From the first sentence until the last, Daisy Chain engages you and pulls you deeper into Defiance, Texas and the mysterious events of that hot summer thirty years past.
DeMuth’s words are exceptionally evocative, allowing the book to play like a movie across the screen of your mind. Admittedly, some of the content is not comfortable to read, much less envision. When you think of a lazy summer day – especially in the late 70’s — most of us were not contending with issues as difficult as those presented in Daisy Chain. However, these struggles occur far too often in real life and are frequently treated as the “elephant in the room” – especially within the context of Christian homes.
Let’s take a look at what Daisy Chain is all about:
The abrupt disappearance of young Daisy Chance from a small Texas town in 1977 spins three lives out of control-Jed, whose guilt over not protecting his friend Daisy strangles him; Emory Chance, who blames her own choices for her daughter’s demise; and Ouisie Pepper, who is plagued by headaches while pierced by the shattered pieces of a family in crisis.
In this first book in the Defiance, Texas Trilogy, fourteen-year-old Jed Pepper has a sickening secret: He’s convinced it’s his fault his best friend Daisy went missing. Jed’s pain sends him on a quest for answers to mysteries woven through the fabric of his own life and the lives of the families of Defiance, Texas. When he finally confronts the terrible truths he’s been denying all his life, Jed must choose between rebellion and love, anger and freedom.
Daisy Chain is an achingly beautiful southern coming-of-age story crafted by a bright new literary talent. It offers a haunting yet hopeful backdrop for human depravity and beauty, for terrible secrets and God’s surprising redemption.
About the Author:
In my previous post, I featured a little Q & A with Mary DeMuth regarding her newest book, Daisy Chain.
Mary DeMuth is an expert in the field of Pioneer Parenting. She helps Christian parents plow fresh spiritual ground, especially those seeking to break destructive family patterns. Her message guides parents who don’t want to duplicate the home where they were raised or didn’t have positive parenting role models growing up.

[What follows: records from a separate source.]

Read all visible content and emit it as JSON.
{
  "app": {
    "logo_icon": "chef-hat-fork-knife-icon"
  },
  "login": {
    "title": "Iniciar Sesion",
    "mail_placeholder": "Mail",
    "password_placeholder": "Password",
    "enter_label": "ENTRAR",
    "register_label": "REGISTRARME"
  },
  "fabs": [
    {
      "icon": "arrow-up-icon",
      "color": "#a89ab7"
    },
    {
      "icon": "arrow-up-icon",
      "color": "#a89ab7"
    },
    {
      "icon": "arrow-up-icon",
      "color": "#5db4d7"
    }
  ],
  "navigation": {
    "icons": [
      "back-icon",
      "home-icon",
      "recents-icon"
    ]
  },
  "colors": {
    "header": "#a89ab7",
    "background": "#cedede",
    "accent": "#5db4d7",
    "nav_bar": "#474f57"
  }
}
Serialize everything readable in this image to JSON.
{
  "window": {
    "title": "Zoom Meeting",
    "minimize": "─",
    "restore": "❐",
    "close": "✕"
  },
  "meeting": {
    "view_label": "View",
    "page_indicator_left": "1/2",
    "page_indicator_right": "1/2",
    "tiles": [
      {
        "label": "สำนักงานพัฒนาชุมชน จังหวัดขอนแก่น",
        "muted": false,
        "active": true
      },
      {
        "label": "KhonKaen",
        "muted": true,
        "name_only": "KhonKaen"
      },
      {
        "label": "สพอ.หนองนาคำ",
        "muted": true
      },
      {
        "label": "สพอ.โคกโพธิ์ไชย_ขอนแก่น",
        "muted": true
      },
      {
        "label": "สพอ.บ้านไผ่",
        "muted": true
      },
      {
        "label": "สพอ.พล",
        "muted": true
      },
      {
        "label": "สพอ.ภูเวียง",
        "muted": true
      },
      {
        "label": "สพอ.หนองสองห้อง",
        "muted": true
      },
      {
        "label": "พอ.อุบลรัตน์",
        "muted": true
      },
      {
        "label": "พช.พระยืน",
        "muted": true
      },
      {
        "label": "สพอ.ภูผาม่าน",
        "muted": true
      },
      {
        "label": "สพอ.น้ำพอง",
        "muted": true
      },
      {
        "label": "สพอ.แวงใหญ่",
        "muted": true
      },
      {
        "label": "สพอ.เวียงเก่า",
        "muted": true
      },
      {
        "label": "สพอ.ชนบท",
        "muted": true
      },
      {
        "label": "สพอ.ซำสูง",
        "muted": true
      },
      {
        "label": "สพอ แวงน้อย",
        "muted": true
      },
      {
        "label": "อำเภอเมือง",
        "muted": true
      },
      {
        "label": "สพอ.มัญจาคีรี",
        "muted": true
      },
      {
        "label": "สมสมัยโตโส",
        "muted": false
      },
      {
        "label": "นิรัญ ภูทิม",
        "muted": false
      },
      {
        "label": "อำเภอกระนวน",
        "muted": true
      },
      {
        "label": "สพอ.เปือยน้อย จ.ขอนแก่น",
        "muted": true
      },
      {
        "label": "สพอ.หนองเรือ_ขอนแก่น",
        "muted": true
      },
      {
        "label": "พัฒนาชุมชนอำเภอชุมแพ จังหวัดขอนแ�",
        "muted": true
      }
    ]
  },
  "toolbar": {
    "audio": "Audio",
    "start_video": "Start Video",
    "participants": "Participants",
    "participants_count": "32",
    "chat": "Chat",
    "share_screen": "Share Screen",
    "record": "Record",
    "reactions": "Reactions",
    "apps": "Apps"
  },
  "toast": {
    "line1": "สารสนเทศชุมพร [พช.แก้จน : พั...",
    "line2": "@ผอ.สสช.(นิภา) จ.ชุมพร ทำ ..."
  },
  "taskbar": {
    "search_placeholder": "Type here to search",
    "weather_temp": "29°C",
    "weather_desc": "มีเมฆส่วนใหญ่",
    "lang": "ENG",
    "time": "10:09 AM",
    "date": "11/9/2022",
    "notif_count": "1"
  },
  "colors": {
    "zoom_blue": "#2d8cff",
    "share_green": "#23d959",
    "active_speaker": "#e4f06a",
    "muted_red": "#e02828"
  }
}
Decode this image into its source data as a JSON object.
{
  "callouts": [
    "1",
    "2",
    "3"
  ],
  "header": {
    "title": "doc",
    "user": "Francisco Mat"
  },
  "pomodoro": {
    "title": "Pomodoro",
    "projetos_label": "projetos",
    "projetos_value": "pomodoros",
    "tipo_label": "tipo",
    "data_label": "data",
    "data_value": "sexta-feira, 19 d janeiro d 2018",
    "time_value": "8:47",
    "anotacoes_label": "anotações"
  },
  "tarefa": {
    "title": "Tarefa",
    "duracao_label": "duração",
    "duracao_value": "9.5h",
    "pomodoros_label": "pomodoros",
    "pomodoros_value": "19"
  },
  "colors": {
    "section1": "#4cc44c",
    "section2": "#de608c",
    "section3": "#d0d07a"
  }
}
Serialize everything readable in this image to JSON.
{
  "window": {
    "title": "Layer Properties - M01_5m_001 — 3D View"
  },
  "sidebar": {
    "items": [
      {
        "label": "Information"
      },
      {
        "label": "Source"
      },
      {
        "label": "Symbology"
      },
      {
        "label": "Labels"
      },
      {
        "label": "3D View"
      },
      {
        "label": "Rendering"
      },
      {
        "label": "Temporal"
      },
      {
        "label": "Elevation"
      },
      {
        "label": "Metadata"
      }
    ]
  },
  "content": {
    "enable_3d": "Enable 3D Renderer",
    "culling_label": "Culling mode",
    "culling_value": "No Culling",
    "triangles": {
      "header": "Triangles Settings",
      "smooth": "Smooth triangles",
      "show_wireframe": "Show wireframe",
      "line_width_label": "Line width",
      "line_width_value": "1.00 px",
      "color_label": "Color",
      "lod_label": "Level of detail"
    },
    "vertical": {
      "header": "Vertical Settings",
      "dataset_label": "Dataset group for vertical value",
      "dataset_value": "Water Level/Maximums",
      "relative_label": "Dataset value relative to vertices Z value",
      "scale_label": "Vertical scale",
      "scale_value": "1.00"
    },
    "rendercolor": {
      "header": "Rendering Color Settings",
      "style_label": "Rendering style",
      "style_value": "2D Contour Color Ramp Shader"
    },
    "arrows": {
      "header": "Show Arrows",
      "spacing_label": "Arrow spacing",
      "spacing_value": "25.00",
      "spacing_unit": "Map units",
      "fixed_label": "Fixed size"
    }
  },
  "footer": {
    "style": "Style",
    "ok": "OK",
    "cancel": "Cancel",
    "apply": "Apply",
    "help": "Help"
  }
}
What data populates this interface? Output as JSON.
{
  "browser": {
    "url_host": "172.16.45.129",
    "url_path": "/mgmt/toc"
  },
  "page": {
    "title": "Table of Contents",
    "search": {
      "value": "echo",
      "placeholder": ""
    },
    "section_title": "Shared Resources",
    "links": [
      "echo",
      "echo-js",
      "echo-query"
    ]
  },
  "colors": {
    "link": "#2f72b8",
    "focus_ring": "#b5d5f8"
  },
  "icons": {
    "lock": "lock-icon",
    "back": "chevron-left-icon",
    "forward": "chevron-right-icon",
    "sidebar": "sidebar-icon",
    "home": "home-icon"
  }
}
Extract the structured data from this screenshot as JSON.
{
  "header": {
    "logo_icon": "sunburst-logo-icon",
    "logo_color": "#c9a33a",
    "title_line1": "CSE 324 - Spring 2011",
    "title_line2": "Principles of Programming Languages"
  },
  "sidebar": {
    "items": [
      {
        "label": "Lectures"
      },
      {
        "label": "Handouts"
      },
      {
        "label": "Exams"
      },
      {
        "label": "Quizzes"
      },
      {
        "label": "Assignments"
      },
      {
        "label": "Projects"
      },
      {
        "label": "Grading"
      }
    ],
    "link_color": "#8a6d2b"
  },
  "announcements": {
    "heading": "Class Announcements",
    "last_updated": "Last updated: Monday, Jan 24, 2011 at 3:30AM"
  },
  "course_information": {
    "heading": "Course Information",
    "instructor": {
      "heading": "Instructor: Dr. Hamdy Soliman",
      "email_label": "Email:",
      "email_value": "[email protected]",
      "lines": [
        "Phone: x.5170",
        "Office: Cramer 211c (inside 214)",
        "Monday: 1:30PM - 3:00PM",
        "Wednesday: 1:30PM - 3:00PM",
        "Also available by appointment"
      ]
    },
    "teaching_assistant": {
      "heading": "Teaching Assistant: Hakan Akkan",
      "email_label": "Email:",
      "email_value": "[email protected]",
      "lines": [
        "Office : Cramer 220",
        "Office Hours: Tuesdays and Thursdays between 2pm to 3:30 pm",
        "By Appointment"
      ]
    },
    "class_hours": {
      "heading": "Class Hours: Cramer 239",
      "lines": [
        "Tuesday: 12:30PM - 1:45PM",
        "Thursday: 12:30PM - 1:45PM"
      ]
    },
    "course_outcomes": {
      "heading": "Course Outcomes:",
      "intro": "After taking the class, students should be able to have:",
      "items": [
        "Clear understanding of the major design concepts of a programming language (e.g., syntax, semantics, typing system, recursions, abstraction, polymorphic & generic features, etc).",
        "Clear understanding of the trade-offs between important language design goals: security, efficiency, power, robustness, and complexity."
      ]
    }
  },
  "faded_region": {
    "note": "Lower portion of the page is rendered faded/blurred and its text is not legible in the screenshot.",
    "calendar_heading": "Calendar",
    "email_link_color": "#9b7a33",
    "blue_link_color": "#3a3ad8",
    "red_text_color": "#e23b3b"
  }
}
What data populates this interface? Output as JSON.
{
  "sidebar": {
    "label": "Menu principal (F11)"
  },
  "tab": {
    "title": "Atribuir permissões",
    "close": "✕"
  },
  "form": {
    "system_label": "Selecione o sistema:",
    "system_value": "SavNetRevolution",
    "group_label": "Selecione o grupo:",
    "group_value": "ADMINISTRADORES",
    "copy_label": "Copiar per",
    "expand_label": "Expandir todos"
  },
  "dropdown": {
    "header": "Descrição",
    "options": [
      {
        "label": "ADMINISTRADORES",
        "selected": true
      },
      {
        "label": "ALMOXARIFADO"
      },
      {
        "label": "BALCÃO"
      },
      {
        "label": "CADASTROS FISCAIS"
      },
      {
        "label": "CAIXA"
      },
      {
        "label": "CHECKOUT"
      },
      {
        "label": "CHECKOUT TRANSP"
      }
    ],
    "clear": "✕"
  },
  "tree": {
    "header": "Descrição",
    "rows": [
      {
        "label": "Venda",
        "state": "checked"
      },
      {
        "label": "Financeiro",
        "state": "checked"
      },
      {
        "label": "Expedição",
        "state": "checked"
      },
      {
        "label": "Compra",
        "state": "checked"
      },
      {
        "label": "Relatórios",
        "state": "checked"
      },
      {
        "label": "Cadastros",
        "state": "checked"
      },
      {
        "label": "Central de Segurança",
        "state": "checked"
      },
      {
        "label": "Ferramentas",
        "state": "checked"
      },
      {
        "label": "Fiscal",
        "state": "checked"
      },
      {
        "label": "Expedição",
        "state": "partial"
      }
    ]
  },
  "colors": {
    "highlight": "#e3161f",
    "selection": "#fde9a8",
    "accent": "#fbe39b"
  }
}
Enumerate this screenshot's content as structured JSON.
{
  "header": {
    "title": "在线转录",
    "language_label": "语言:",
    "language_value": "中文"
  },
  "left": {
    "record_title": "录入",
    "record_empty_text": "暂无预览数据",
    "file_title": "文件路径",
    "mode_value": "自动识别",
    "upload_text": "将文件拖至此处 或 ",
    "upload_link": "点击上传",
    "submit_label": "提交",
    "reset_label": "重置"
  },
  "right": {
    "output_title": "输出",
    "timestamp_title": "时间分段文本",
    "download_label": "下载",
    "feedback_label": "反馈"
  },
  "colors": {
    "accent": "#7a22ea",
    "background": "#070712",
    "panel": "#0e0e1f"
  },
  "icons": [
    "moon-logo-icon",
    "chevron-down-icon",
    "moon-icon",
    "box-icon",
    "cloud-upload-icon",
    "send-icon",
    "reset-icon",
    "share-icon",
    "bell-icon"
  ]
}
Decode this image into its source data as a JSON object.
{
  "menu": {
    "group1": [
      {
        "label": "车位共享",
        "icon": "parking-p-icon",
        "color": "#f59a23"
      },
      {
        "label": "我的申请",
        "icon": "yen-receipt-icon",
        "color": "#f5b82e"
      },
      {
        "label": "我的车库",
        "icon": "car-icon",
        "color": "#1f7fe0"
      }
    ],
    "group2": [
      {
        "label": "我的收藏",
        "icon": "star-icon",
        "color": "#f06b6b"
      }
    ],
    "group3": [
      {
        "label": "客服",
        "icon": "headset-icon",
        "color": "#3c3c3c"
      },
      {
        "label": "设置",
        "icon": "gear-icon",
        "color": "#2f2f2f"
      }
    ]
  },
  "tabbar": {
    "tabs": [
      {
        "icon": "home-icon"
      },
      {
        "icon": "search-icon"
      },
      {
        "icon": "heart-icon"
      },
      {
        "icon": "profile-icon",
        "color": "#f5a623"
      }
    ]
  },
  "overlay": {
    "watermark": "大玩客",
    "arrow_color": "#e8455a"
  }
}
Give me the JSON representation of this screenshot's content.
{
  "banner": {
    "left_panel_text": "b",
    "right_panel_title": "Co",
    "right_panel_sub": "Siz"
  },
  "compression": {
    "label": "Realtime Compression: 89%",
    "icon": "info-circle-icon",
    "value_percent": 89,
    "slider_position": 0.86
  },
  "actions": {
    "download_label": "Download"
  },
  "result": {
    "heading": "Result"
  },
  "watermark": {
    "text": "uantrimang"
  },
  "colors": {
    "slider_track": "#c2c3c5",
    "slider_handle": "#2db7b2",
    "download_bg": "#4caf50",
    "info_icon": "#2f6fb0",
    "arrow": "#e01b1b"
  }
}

An accomplished writer, Mary’s parenting books include . . .
Read the rest of the review here: